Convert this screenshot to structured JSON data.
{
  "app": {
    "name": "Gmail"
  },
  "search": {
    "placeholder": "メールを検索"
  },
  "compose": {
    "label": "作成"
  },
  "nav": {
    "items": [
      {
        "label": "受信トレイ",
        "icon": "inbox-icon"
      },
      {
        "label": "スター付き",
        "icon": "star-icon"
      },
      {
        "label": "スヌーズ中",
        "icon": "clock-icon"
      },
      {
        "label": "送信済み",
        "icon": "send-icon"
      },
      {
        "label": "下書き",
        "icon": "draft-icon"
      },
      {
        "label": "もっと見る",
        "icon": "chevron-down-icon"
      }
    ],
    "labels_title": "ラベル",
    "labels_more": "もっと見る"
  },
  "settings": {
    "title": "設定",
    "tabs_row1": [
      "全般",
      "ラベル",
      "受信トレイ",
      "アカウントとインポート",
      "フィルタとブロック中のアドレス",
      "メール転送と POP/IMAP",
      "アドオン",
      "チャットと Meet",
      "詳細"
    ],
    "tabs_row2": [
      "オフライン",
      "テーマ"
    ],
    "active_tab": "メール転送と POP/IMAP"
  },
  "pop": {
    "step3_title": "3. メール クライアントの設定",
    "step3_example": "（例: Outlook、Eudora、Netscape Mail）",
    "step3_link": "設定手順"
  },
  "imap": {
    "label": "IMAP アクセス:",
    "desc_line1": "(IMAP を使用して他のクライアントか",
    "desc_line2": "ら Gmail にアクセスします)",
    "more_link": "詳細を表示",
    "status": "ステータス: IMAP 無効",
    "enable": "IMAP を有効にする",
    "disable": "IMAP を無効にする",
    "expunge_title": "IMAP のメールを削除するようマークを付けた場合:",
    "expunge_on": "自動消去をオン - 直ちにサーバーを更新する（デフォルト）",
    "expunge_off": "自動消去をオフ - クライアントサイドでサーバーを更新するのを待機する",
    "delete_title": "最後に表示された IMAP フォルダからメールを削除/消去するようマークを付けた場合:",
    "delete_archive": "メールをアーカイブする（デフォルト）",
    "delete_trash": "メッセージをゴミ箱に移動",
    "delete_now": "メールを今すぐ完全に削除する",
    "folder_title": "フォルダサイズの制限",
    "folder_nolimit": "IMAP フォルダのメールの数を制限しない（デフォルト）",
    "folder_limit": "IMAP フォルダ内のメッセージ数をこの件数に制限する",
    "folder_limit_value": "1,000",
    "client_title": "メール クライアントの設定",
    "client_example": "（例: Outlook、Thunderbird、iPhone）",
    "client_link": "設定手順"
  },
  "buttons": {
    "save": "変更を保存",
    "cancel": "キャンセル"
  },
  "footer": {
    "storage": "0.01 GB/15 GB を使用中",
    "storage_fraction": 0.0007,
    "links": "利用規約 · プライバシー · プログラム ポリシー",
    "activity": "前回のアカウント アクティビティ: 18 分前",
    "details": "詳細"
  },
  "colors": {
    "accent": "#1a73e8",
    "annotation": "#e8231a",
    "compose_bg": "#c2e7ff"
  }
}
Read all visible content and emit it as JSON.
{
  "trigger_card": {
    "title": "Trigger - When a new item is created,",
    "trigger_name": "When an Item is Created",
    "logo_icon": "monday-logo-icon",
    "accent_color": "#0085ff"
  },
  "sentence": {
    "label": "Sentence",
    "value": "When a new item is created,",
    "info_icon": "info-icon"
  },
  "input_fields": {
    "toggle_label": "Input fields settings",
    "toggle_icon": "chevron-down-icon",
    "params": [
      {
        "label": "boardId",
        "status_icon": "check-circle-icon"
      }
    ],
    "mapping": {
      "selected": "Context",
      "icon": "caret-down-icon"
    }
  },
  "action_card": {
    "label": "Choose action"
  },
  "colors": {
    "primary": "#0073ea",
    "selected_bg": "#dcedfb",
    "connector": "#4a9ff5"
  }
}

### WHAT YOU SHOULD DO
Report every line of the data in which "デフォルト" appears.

### SOLUTION TO THIS EXERCISE
    "expunge_on": "自動消去をオン - 直ちにサーバーを更新する（デフォルト）",
    "delete_archive": "メールをアーカイブする（デフォルト）",
    "folder_nolimit": "IMAP フォルダのメールの数を制限しない（デフォルト）",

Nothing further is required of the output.